**Assignment**
Omit the pictures found among the records and print everything else exactly as it stands.
═══ Records for this exercise
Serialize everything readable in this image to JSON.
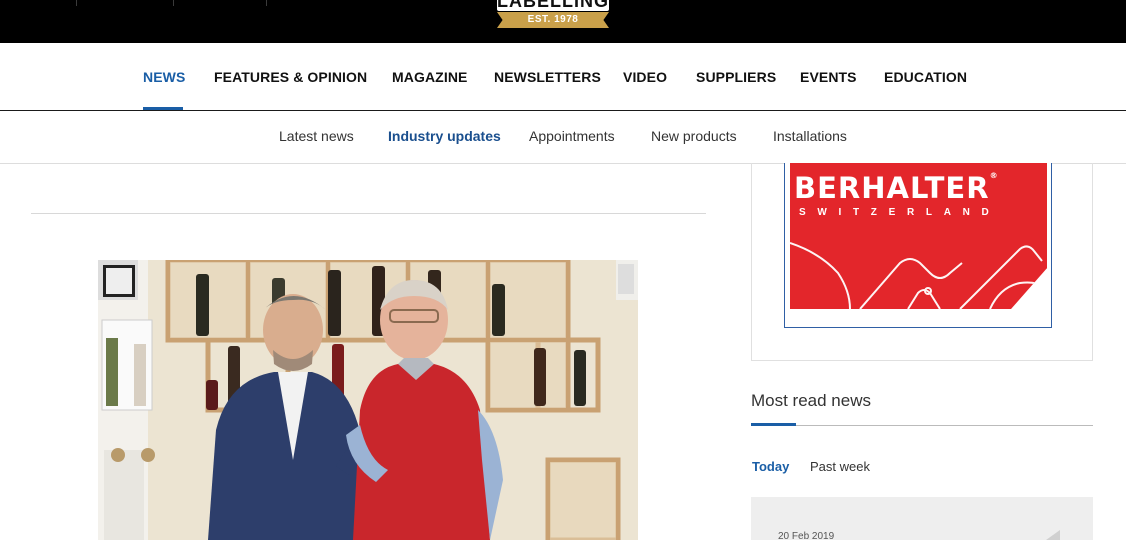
{
  "header": {
    "logo_word": "LABELLING",
    "logo_est": "EST. 1978"
  },
  "main_nav": {
    "items": [
      {
        "label": "NEWS",
        "active": true
      },
      {
        "label": "FEATURES & OPINION",
        "active": false
      },
      {
        "label": "MAGAZINE",
        "active": false
      },
      {
        "label": "NEWSLETTERS",
        "active": false
      },
      {
        "label": "VIDEO",
        "active": false
      },
      {
        "label": "SUPPLIERS",
        "active": false
      },
      {
        "label": "EVENTS",
        "active": false
      },
      {
        "label": "EDUCATION",
        "active": false
      }
    ]
  },
  "sub_nav": {
    "items": [
      {
        "label": "Latest news",
        "active": false
      },
      {
        "label": "Industry updates",
        "active": true
      },
      {
        "label": "Appointments",
        "active": false
      },
      {
        "label": "New products",
        "active": false
      },
      {
        "label": "Installations",
        "active": false
      }
    ]
  },
  "advert": {
    "brand": "BERHALTER",
    "country": "SWITZERLAND",
    "background_color": "#e3262b"
  },
  "most_read": {
    "title": "Most read news",
    "tabs": [
      {
        "label": "Today",
        "active": true
      },
      {
        "label": "Past week",
        "active": false
      }
    ],
    "items": [
      {
        "date": "20 Feb 2019"
      }
    ]
  },
  "colors": {
    "accent": "#1a5ea6",
    "top_bar": "#000000",
    "logo_gold": "#c9a04a"
  }
}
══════
**Task answer**
Serialize everything readable in this image to JSON.
{
  "header": {
    "logo_word": "LABELLING",
    "logo_est": "EST. 1978"
  },
  "main_nav": {
    "items": [
      {
        "label": "NEWS",
        "active": true
      },
      {
        "label": "FEATURES & OPINION",
        "active": false
      },
      {
        "label": "MAGAZINE",
        "active": false
      },
      {
        "label": "NEWSLETTERS",
        "active": false
      },
      {
        "label": "VIDEO",
        "active": false
      },
      {
        "label": "SUPPLIERS",
        "active": false
      },
      {
        "label": "EVENTS",
        "active": false
      },
      {
        "label": "EDUCATION",
        "active": false
      }
    ]
  },
  "sub_nav": {
    "items": [
      {
        "label": "Latest news",
        "active": false
      },
      {
        "label": "Industry updates",
        "active": true
      },
      {
        "label": "Appointments",
        "active": false
      },
      {
        "label": "New products",
        "active": false
      },
      {
        "label": "Installations",
        "active": false
      }
    ]
  },
  "advert": {
    "brand": "BERHALTER",
    "country": "SWITZERLAND",
    "background_color": "#e3262b"
  },
  "most_read": {
    "title": "Most read news",
    "tabs": [
      {
        "label": "Today",
        "active": true
      },
      {
        "label": "Past week",
        "active": false
      }
    ],
    "items": [
      {
        "date": "20 Feb 2019"
      }
    ]
  },
  "colors": {
    "accent": "#1a5ea6",
    "top_bar": "#000000",
    "logo_gold": "#c9a04a"
  }
}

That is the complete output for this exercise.